If you decide to keep your Biewer’s coat longer, you will need to make sure to practice daily brushing. Their silkier coats exhibit minimal matting, but you need to make sure that their soft coats stay well-groomed. This issue can be avoided somewhat by cutting your pup’s coat short, but even then, you will need to do regular brushing.
Brushing your Biewer and cleaning them, however, doesn’t have to feel like a chore. With their small size, they are easy to handle and so this can be a great bonding experience. Occasional baths can help keep their coats looking beautiful and clean.
Beyond their coat, you will need to maintain good nail health by trimming their nails and keeping them from breaking, splitting, or becoming too long. It is also important to clean their ears regularly to avoid ear infections. As stated before, regular teeth brushing will keep your pup healthy and happy.
No breed is truly hypoallergenic. Allergic reactions occur due to the protein found in a dog’s dander, hair, and saliva. Biewer terriers simply shed less, and thus have a smaller effect on those with dog allergies.
Diet and nutrition
Due to being susceptible to GI tract issues, it is important to address this as early as you can with your Biewer’s diet. High-quality foods that are low in protein and marketed for smaller breeds will be the most helpful for keeping your dog happy and healthy. Kibble is preferred over wet food as the latter can cause plaque build-up and aggravate possible dental issues.
Feeding your Biewer on a set schedule of 2-3 times a day will be most helpful for keeping them at a healthy weight. If you find your pup putting on excess weight and losing energy, it will be best to contact your vet to set up a feeding routine.
Training your Biewer terrier
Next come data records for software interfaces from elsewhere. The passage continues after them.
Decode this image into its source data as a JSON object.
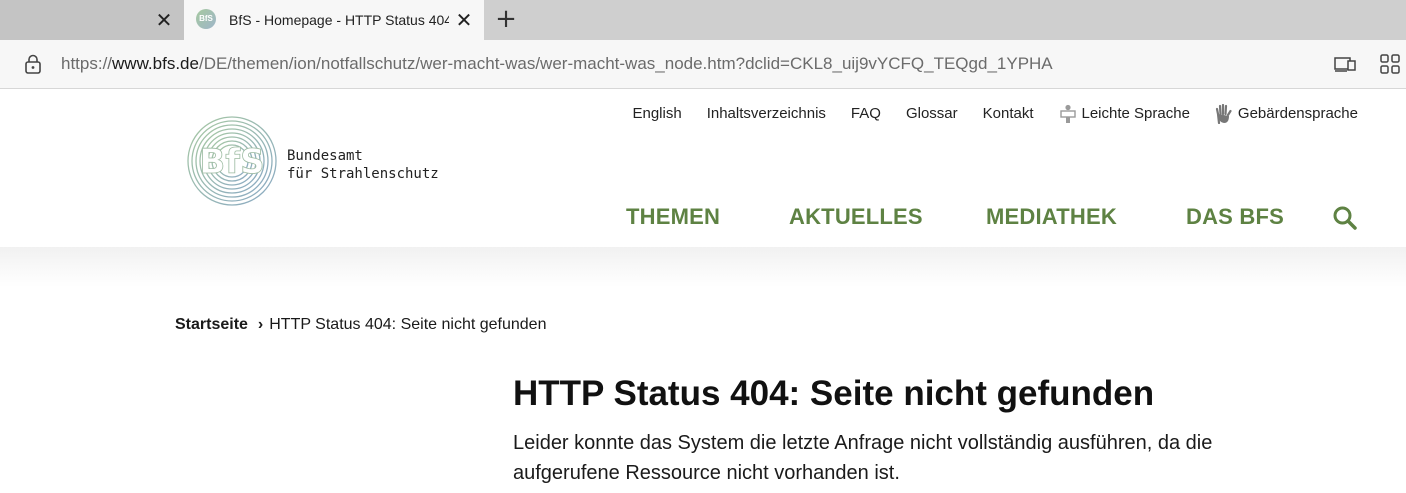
{
  "browser": {
    "tabs": [
      {
        "title": "",
        "active": false,
        "close_label": "✕"
      },
      {
        "title": "BfS - Homepage - HTTP Status 404",
        "active": true,
        "favicon_text": "BfS",
        "close_label": "✕"
      }
    ],
    "new_tab_label": "+",
    "address": {
      "scheme": "https://",
      "host": "www.bfs.de",
      "path": "/DE/themen/ion/notfallschutz/wer-macht-was/wer-macht-was_node.htm?dclid=CKL8_uij9vYCFQ_TEQgd_1YPHA"
    },
    "icons": [
      "lock-icon",
      "reader-view-icon",
      "apps-icon"
    ]
  },
  "site": {
    "logo_lines": [
      "Bundesamt",
      "für Strahlenschutz"
    ],
    "service_nav": [
      {
        "label": "English",
        "icon": null
      },
      {
        "label": "Inhaltsverzeichnis",
        "icon": null
      },
      {
        "label": "FAQ",
        "icon": null
      },
      {
        "label": "Glossar",
        "icon": null
      },
      {
        "label": "Kontakt",
        "icon": null
      },
      {
        "label": "Leichte Sprache",
        "icon": "easy-language-icon"
      },
      {
        "label": "Gebärdensprache",
        "icon": "sign-language-icon"
      }
    ],
    "main_nav": [
      "THEMEN",
      "AKTUELLES",
      "MEDIATHEK",
      "DAS BFS"
    ],
    "accent_color": "#5e8243"
  },
  "breadcrumb": {
    "home": "Startseite",
    "separator": "›",
    "current": "HTTP Status 404: Seite nicht gefunden"
  },
  "content": {
    "title": "HTTP Status 404: Seite nicht gefunden",
    "text": "Leider konnte das System die letzte Anfrage nicht vollständig ausführen, da die aufgerufene Ressource nicht vorhanden ist."
  }
}
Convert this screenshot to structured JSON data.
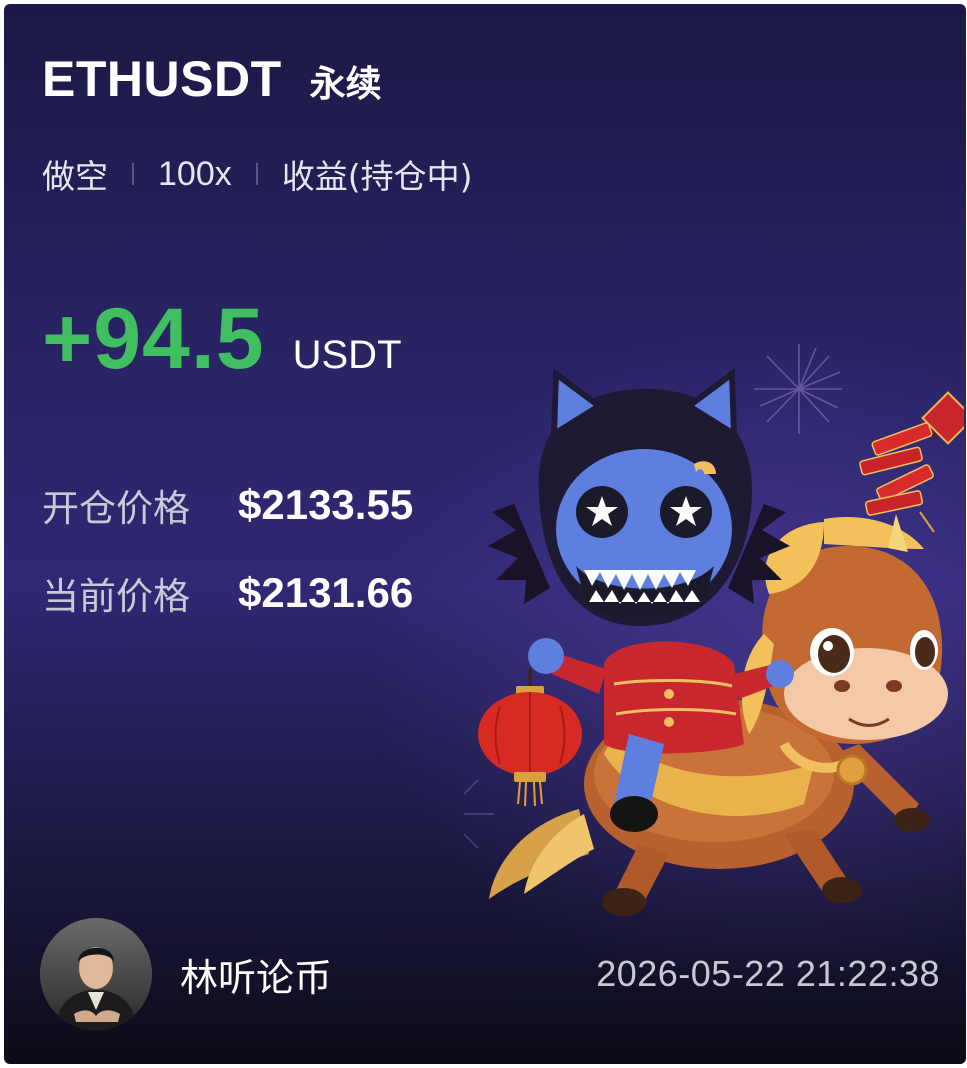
{
  "header": {
    "symbol": "ETHUSDT",
    "contract_type": "永续"
  },
  "tags": {
    "direction": "做空",
    "leverage": "100x",
    "status": "收益(持仓中)"
  },
  "pnl": {
    "value": "+94.5",
    "unit": "USDT",
    "color": "#3fbf5f"
  },
  "prices": {
    "open_label": "开仓价格",
    "open_value": "$2133.55",
    "current_label": "当前价格",
    "current_value": "$2131.66"
  },
  "footer": {
    "author": "林听论币",
    "timestamp": "2026-05-22 21:22:38"
  },
  "icons": {
    "avatar": "user-avatar-photo",
    "mascot": "blue-cat-mascot-riding-horse",
    "lantern": "red-lantern-icon",
    "firecrackers": "firecrackers-icon",
    "fireworks": "fireworks-icon"
  },
  "theme": {
    "background_top": "#1b1945",
    "background_mid": "#302873",
    "background_bottom": "#0c0c18",
    "text_primary": "#ffffff",
    "text_secondary": "#c9c9d8"
  }
}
The Biewer terrier is highly intelligent and wants to please their family. They are easy to train and will pick up most tricks and habits, but they can also be stubborn, so be persistent and patient.
Consistency is key, both with rewarding good behaviors and redirecting them from bad behaviors. If they get bored or are too energetic without an outlet, Biewers have the tendency to be destructive. Taking the time and making the effort to correct this behavior will reward you with the perfect companion for all ages.
One area of training that Biewers struggle with is potty training. But, with patience and consistency, you can help your pup overcome this struggle.
Breeds similar to the Biewer terrier
Not quite sure that a Biewer terrier is right for you? Even if you are, it’s worth taking the time to research and consider other similar breeds. Here are a few to get you started:
- Yorkie. Playful, affectionate, and highly energetic, Yorkies will likely steal your heart with no apology. Can you really expect to say no to such a cute breed?
- Shih tzu. Loving and elegant, the shih tzu is much like the Biewer terrier in its desire to be close to its family. They have a playful spirit and enjoy being around everyone.
- Toy poodle. Incredibly intelligent and eager to please, you will not find yourself struggling to fall in love with them and their affectionate personalities.
Frequently asked questions
Are Biewer terriers high maintenance?
Compared to breeds that have high grooming needs, dietary needs, or health concerns, a Biewer’s needs are relatively moderate.
Do Biewer terriers bark a lot?
Biewers will alert you when there is a stranger coming, but they are not one to fill your house with constant barking or whining.
Are Biewer terriers expensive?
The cost of purchasing a Biewer can range from $1,500 to $3,000.
What breeds make up the Biewer terrier?
Born from Yorkshire terriers that exhibit the recessive piebald gene, the Biewer terrier is a direct descendant of the Yorkie.
Is the Biewer terrier an easygoing breed?
Highly energetic and playful, the Biewer terrier is not one to sit and laze about. They will love to be in your lap, but they also enjoy playing around and learning new tricks and games.